If anyone wishes to come after me, he must deny himself and take up his cross daily and follow me.Luke 9:23
This is a frightening prospect. To be entirely dispossessed of everything that is not Christ, leaning more and more on him, entering every more deeply into the suffering of others: the sick, the migrant, the outcast, the prisoner, and all those in whom Christ hides and longs to be seen. And like Christ, we may even be broken open and poured out, enduring great suffering and rejection.
This can be confusing. How can a ministry filled with Good News for the poor and healing for those who suffer physical, mental, or spiritual illness end so brutally? How can the Good News seem so grim?
But it all leads us to greater intimacy with God in Christ. As the path of dispossession becomes the path of greater union, the body broken by suffering becomes the bread of the new covenant, and the blood so bitterly shed becomes the wine of intoxicating intimacy. We begin to taste and see what saints and mystics have promised: a hidden wholeness, a font of living water, an intimate indwelling in the very life of God.
One day we may gaze with gratitude at the cross through which Christ pulled us out of ourselves and into the infinite abundance of the divine life.

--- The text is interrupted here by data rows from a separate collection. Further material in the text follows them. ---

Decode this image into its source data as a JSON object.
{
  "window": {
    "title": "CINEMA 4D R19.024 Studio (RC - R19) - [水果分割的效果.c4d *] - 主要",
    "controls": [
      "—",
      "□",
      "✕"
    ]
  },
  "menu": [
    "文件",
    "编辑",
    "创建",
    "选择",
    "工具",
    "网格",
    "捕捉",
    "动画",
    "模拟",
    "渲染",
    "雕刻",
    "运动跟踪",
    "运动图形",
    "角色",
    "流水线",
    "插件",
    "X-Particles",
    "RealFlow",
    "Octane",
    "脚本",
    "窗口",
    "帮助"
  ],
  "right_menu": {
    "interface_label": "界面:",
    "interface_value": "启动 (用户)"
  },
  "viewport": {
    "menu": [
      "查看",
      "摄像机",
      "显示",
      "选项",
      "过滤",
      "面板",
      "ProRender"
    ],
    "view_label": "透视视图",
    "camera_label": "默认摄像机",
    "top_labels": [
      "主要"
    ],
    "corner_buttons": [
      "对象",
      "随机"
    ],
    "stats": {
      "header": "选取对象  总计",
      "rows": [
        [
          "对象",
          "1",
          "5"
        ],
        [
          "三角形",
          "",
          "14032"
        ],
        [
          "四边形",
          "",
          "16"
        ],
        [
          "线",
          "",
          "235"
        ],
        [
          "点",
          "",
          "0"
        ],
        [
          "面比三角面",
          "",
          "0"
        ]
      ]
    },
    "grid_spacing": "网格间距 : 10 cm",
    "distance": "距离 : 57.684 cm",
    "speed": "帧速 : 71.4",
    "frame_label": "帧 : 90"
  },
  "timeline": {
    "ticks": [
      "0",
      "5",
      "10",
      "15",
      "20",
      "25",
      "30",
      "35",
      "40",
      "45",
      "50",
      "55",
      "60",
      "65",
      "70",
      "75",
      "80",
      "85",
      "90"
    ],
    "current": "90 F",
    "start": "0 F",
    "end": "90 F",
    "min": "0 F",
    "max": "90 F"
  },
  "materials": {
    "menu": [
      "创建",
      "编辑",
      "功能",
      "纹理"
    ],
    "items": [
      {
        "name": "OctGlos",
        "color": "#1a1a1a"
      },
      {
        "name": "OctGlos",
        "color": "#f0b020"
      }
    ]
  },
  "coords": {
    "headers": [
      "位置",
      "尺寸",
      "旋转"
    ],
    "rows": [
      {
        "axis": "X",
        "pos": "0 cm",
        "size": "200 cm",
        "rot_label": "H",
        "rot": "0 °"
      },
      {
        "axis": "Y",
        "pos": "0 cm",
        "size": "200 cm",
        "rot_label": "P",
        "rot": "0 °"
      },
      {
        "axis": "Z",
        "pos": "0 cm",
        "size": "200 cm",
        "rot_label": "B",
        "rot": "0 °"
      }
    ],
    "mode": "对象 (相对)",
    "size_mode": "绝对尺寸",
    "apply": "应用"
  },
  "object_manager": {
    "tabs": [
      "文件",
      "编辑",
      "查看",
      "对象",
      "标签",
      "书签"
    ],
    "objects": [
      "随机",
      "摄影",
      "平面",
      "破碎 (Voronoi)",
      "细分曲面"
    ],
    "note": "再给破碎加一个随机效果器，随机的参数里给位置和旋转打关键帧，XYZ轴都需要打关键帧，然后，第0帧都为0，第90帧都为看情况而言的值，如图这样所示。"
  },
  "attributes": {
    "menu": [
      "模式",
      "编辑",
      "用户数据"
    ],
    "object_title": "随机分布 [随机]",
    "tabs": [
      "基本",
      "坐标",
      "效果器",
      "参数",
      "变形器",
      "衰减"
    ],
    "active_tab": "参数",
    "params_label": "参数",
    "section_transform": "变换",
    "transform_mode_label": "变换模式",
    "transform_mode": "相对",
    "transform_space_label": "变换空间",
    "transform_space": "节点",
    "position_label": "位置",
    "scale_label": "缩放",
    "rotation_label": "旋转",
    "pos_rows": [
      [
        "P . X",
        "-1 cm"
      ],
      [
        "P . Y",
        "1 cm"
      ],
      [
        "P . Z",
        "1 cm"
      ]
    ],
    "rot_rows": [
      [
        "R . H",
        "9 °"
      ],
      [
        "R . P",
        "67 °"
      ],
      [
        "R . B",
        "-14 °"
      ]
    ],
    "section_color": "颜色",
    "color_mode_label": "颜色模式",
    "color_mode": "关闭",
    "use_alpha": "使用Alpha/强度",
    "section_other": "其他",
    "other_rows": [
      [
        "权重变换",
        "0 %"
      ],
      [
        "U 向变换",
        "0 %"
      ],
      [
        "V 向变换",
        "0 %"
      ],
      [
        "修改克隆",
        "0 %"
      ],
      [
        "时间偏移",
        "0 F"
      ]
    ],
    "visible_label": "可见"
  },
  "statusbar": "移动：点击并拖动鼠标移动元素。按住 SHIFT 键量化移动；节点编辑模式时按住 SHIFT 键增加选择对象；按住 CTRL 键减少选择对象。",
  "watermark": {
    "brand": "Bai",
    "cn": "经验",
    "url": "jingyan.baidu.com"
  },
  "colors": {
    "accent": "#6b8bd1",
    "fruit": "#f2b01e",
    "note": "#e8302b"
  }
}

Until then, we pick it up, daily, and we follow.
[CREDIT] Michael J. Sanem, “The Path of Dispossession,” from the February 2021 issue of Give Us This Day, http://www.giveusthisday.org (Collegeville, MN: Liturgical Press, 2021). Used with permission.